And then I have to ask myself what it is that I ultimately want to experience in relationship today with my husband. My deepest desire is to feel loved, accepted, secure, safe, desirable, important, interesting, etc. I have longed to experience these aspects of relationship my whole life; how I have adapted to not always experiencing them makes sense and I want to honor my youthful wisdom and attempts at experiencing them. I want to appreciate the little person within who has gotten me this far in relationship. I want to have compassion for the aspects of myself that I want to change today, aspects which have helped me feel a sense of safety in relationship as a child but which are getting in the way of me achieving what it is that I ultimately want to experience in relationship today.
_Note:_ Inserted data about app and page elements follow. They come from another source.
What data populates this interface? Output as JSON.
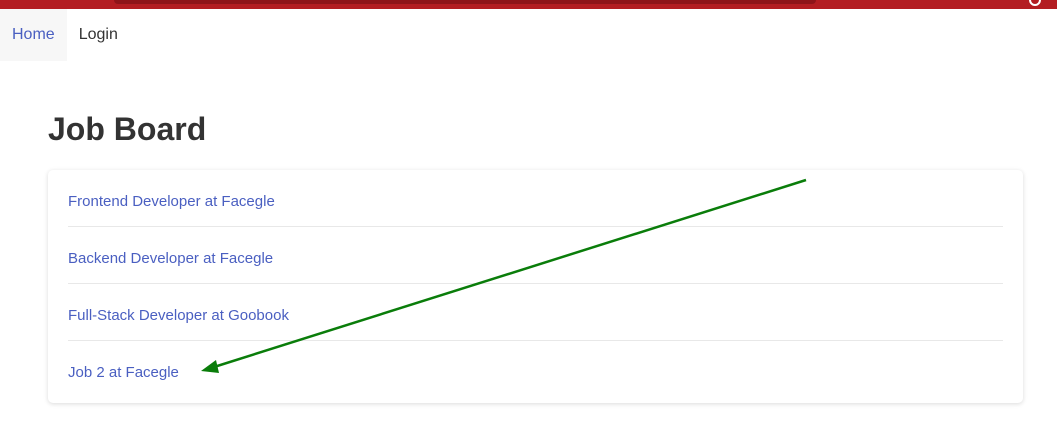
{
  "nav": {
    "items": [
      {
        "label": "Home"
      },
      {
        "label": "Login"
      }
    ]
  },
  "page": {
    "title": "Job Board"
  },
  "jobs": [
    {
      "label": "Frontend Developer at Facegle"
    },
    {
      "label": "Backend Developer at Facegle"
    },
    {
      "label": "Full-Stack Developer at Goobook"
    },
    {
      "label": "Job 2 at Facegle"
    }
  ],
  "colors": {
    "header_bar": "#b31d22",
    "link": "#4a5fc1",
    "annotation_arrow": "#0a7d0a"
  }
}
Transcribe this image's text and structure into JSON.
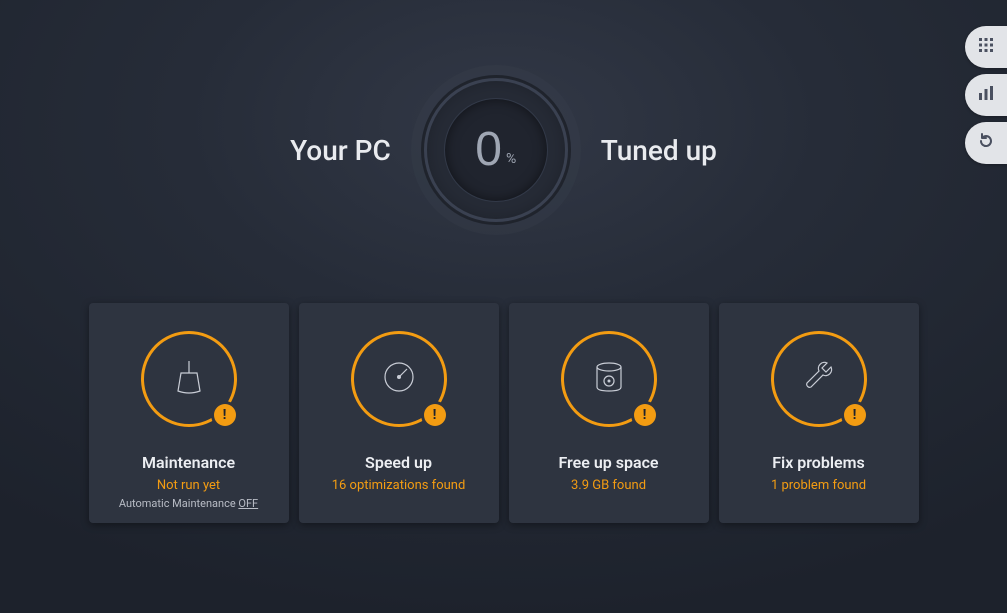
{
  "header": {
    "left_label": "Your PC",
    "right_label": "Tuned up",
    "gauge_value": "0",
    "gauge_unit": "%"
  },
  "side_buttons": {
    "apps_icon": "apps",
    "stats_icon": "stats",
    "rescan_icon": "rescan"
  },
  "cards": {
    "maintenance": {
      "title": "Maintenance",
      "status": "Not run yet",
      "sub_prefix": "Automatic Maintenance ",
      "sub_value": "OFF",
      "badge": "!"
    },
    "speedup": {
      "title": "Speed up",
      "status": "16 optimizations found",
      "badge": "!"
    },
    "freeup": {
      "title": "Free up space",
      "status": "3.9 GB found",
      "badge": "!"
    },
    "fix": {
      "title": "Fix problems",
      "status": "1 problem found",
      "badge": "!"
    }
  }
}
Then, I have to ask myself, "What is one thing that I can do to better ensure that I will be given love, acceptance, security, safety, etc.?" "How might I change my behavior in order to make it more likely that my partner will want to give me that love, acceptance, security and safety in relationship?"

And then step into that growth. And when I falter, to step back into growth.

Saturday, August 8, 2009


On my website, I have posted a link to a FREE list of suggestions that, when followed, will improve your intimate, committed relationship, guaranteed! This is based on the notion that couples often notice a slight improvement in their relationship between the time they make a call to set an appointment with a marriage therapist and the actual appointment. Why? Because the act of making the call, an intentional act, seems to set in motion a consciousness that positively influences behavior. When couples behave intentionally with one another, the relational space between them begins to shift for the better.

In every relationship there are two co-existing realities: the reality of negativity that exist between two people, and the reality of positivity that exists between two people. If one outweighs the other, it can feel as if the other doesn't exist at all! When things are going badly in a relationship, we can lose sight of the positive rather quickly, but it doesn't mean it's not there; our ability to see and experience it has gotten hijacked by the bad. I believe it is possible to balance our focus and to recognize when and where things are going well, even when things between us feel overwhelmingly bad .. and that takes intention!

John Gottman,
professor of psychology, researcher and author, says that happy couples follow the 5:1 Principle which says that they have five positive interactions for every one negative interaction. When one has said or done something negative to their partner, in order to bring their relationship back into balance they must then say or do five positive things to their partner! This, again, takes intention!! It's not easy, it's growth.

Couples don't generally go to see a marriage therapist until they are mired knee deep in negativity. When I begin working with a couple, one of the first things I aim to do is to help them bring their relationship back into balance where each person in the relationship can see and feel the good that exists alongside the bad. Bringing the relationship into as close a balance as is possible ensures that the work that needs to be done has a chance of being successful.

Whether or not you are considering marriage therapy, your relationship can benefit from the 5:1 Principle. As I said earlier, in every relationship there are two co-existing realities. W
hen you intentionally do any or all of the suggestions that are listed in Tips to Improve Your Committed Relationship, you will experience a shift in your relationship ... without ever stepping foot in a therapist's office. It won't make that which needs working on disappear, but it will bring your relationship into greater balance, making the work that lies ahead much easier.

Whatever we focus on grows; energy follows intention. When things feel difficult, we tend to focus only on the difficult. To bring a relationship into balance, one needs to also focus on the positive. Exercise intentionality in your relationship and order your free copy of Tips to Improve Your Committed Relationship, Guaranteed!

Let me know how you go. And remember: Where your focus goes, energy flows!